Natural gas futures rose to the highest level since February on Wednesday as concerns over tightening supply and forecast for cooler weather underpinned prices.
On the New York Mercantile Exchange, natural gas futures for delivery in June touched highs of $4.802 per million British thermal units, the most since February 24, and were last up 0.70% to $4.792.
Forecasts on Wednesday said that Midwest and eastern regions of the U.S. would see cooler temperatures continue through the weekend. A front of low pressure was expected to bring a larger spring storm early next week, covering much of the central and eastern U.S. going into the end of the month.
The forecasts raised concerns over whether natural gas producers will be able to refill inventories before the next heating season. Producers typically replenish inventories between April and October, when demand is lower.
Severely cold winter weather since November has pressured U.S. natural gas stockpiles to the lowest level in 11 years, and the first two storage increases of the season have been below average for the time of year.
The heating season from November through March is the peak demand period for U.S. gas consumption. Approximately 49% of U.S. households use natural gas for heating, according to the Energy Department.
Last week the U.S. Energy Information Administration reported that natural gas stockpiles in the week ended April 17 stood at 850 billion cubic feet. Analysts have estimated that inventories will need to rise to approximately 3.1 trillion cubic feet by November 1.

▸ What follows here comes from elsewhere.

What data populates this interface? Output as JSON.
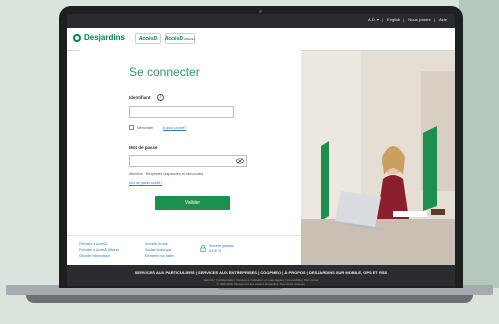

Elsewhere on the NYMEX, crude oil futures for delivery in June rose 0.19% to $101.94 a barrel, while heating oil contracts for June delivery were almost unchanged at $3.0055 per gallon.